##### Supplied data

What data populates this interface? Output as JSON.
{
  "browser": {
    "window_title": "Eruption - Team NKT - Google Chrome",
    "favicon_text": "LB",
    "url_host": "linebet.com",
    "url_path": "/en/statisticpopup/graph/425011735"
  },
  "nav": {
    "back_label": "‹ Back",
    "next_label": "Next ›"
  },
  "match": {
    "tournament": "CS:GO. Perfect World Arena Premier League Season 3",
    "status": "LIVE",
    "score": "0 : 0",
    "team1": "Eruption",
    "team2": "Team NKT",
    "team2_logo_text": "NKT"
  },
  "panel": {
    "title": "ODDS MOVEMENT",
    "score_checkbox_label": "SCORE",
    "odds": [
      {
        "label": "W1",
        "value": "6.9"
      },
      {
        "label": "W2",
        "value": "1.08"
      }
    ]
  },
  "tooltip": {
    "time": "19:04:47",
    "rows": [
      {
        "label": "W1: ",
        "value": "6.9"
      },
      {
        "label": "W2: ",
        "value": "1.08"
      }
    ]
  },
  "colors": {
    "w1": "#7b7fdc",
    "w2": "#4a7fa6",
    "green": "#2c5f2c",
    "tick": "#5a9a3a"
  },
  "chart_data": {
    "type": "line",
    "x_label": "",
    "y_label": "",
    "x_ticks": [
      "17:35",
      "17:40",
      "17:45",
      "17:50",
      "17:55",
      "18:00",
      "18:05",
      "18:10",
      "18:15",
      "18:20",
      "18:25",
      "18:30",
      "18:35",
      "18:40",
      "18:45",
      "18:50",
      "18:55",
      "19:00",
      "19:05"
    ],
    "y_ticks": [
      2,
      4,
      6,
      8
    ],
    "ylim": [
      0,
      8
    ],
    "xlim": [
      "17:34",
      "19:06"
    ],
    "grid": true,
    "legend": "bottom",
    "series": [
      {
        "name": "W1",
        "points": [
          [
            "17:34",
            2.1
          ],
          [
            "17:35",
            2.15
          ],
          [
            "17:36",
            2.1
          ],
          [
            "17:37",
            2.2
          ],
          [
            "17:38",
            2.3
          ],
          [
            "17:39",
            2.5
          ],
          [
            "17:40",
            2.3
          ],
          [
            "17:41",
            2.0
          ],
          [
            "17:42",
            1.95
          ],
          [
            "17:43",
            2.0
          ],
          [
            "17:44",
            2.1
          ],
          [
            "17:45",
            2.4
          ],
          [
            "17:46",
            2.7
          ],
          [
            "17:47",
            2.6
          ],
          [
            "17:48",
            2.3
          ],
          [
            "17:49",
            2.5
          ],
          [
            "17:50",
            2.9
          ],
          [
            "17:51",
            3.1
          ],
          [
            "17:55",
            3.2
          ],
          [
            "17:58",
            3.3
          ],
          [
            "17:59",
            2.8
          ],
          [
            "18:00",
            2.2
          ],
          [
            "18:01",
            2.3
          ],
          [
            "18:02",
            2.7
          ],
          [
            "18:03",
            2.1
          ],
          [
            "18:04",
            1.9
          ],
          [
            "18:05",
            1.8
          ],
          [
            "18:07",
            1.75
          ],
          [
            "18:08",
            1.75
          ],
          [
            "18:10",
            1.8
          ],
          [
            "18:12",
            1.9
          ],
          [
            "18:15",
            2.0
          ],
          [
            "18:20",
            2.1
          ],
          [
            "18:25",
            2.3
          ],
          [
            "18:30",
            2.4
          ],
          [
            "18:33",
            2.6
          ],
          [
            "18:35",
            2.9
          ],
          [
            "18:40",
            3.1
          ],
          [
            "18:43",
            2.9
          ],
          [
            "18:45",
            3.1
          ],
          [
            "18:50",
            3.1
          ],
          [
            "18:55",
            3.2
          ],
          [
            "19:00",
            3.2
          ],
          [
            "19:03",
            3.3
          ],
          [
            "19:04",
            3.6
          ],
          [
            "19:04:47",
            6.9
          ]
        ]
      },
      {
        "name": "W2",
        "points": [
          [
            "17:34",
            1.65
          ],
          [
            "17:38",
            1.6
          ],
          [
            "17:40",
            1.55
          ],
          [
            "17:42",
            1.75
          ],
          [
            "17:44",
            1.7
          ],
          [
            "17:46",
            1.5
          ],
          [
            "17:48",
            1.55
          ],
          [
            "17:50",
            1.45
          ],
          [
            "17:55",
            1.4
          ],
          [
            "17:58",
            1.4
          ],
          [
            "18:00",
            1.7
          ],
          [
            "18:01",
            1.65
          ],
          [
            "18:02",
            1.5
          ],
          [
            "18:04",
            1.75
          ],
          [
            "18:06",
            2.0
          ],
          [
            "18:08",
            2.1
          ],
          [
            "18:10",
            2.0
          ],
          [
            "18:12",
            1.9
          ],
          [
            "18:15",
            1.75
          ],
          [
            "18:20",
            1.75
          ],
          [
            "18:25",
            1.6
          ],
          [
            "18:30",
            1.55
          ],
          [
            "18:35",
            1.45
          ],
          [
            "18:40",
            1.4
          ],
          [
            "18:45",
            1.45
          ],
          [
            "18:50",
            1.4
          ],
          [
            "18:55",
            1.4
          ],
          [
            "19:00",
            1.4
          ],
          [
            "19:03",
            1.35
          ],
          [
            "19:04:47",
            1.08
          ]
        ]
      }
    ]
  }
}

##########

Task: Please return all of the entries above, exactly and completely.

Your response:
What data populates this interface? Output as JSON.
{
  "browser": {
    "window_title": "Eruption - Team NKT - Google Chrome",
    "favicon_text": "LB",
    "url_host": "linebet.com",
    "url_path": "/en/statisticpopup/graph/425011735"
  },
  "nav": {
    "back_label": "‹ Back",
    "next_label": "Next ›"
  },
  "match": {
    "tournament": "CS:GO. Perfect World Arena Premier League Season 3",
    "status": "LIVE",
    "score": "0 : 0",
    "team1": "Eruption",
    "team2": "Team NKT",
    "team2_logo_text": "NKT"
  },
  "panel": {
    "title": "ODDS MOVEMENT",
    "score_checkbox_label": "SCORE",
    "odds": [
      {
        "label": "W1",
        "value": "6.9"
      },
      {
        "label": "W2",
        "value": "1.08"
      }
    ]
  },
  "tooltip": {
    "time": "19:04:47",
    "rows": [
      {
        "label": "W1: ",
        "value": "6.9"
      },
      {
        "label": "W2: ",
        "value": "1.08"
      }
    ]
  },
  "colors": {
    "w1": "#7b7fdc",
    "w2": "#4a7fa6",
    "green": "#2c5f2c",
    "tick": "#5a9a3a"
  },
  "chart_data": {
    "type": "line",
    "x_label": "",
    "y_label": "",
    "x_ticks": [
      "17:35",
      "17:40",
      "17:45",
      "17:50",
      "17:55",
      "18:00",
      "18:05",
      "18:10",
      "18:15",
      "18:20",
      "18:25",
      "18:30",
      "18:35",
      "18:40",
      "18:45",
      "18:50",
      "18:55",
      "19:00",
      "19:05"
    ],
    "y_ticks": [
      2,
      4,
      6,
      8
    ],
    "ylim": [
      0,
      8
    ],
    "xlim": [
      "17:34",
      "19:06"
    ],
    "grid": true,
    "legend": "bottom",
    "series": [
      {
        "name": "W1",
        "points": [
          [
            "17:34",
            2.1
          ],
          [
            "17:35",
            2.15
          ],
          [
            "17:36",
            2.1
          ],
          [
            "17:37",
            2.2
          ],
          [
            "17:38",
            2.3
          ],
          [
            "17:39",
            2.5
          ],
          [
            "17:40",
            2.3
          ],
          [
            "17:41",
            2.0
          ],
          [
            "17:42",
            1.95
          ],
          [
            "17:43",
            2.0
          ],
          [
            "17:44",
            2.1
          ],
          [
            "17:45",
            2.4
          ],
          [
            "17:46",
            2.7
          ],
          [
            "17:47",
            2.6
          ],
          [
            "17:48",
            2.3
          ],
          [
            "17:49",
            2.5
          ],
          [
            "17:50",
            2.9
          ],
          [
            "17:51",
            3.1
          ],
          [
            "17:55",
            3.2
          ],
          [
            "17:58",
            3.3
          ],
          [
            "17:59",
            2.8
          ],
          [
            "18:00",
            2.2
          ],
          [
            "18:01",
            2.3
          ],
          [
            "18:02",
            2.7
          ],
          [
            "18:03",
            2.1
          ],
          [
            "18:04",
            1.9
          ],
          [
            "18:05",
            1.8
          ],
          [
            "18:07",
            1.75
          ],
          [
            "18:08",
            1.75
          ],
          [
            "18:10",
            1.8
          ],
          [
            "18:12",
            1.9
          ],
          [
            "18:15",
            2.0
          ],
          [
            "18:20",
            2.1
          ],
          [
            "18:25",
            2.3
          ],
          [
            "18:30",
            2.4
          ],
          [
            "18:33",
            2.6
          ],
          [
            "18:35",
            2.9
          ],
          [
            "18:40",
            3.1
          ],
          [
            "18:43",
            2.9
          ],
          [
            "18:45",
            3.1
          ],
          [
            "18:50",
            3.1
          ],
          [
            "18:55",
            3.2
          ],
          [
            "19:00",
            3.2
          ],
          [
            "19:03",
            3.3
          ],
          [
            "19:04",
            3.6
          ],
          [
            "19:04:47",
            6.9
          ]
        ]
      },
      {
        "name": "W2",
        "points": [
          [
            "17:34",
            1.65
          ],
          [
            "17:38",
            1.6
          ],
          [
            "17:40",
            1.55
          ],
          [
            "17:42",
            1.75
          ],
          [
            "17:44",
            1.7
          ],
          [
            "17:46",
            1.5
          ],
          [
            "17:48",
            1.55
          ],
          [
            "17:50",
            1.45
          ],
          [
            "17:55",
            1.4
          ],
          [
            "17:58",
            1.4
          ],
          [
            "18:00",
            1.7
          ],
          [
            "18:01",
            1.65
          ],
          [
            "18:02",
            1.5
          ],
          [
            "18:04",
            1.75
          ],
          [
            "18:06",
            2.0
          ],
          [
            "18:08",
            2.1
          ],
          [
            "18:10",
            2.0
          ],
          [
            "18:12",
            1.9
          ],
          [
            "18:15",
            1.75
          ],
          [
            "18:20",
            1.75
          ],
          [
            "18:25",
            1.6
          ],
          [
            "18:30",
            1.55
          ],
          [
            "18:35",
            1.45
          ],
          [
            "18:40",
            1.4
          ],
          [
            "18:45",
            1.45
          ],
          [
            "18:50",
            1.4
          ],
          [
            "18:55",
            1.4
          ],
          [
            "19:00",
            1.4
          ],
          [
            "19:03",
            1.35
          ],
          [
            "19:04:47",
            1.08
          ]
        ]
      }
    ]
  }
}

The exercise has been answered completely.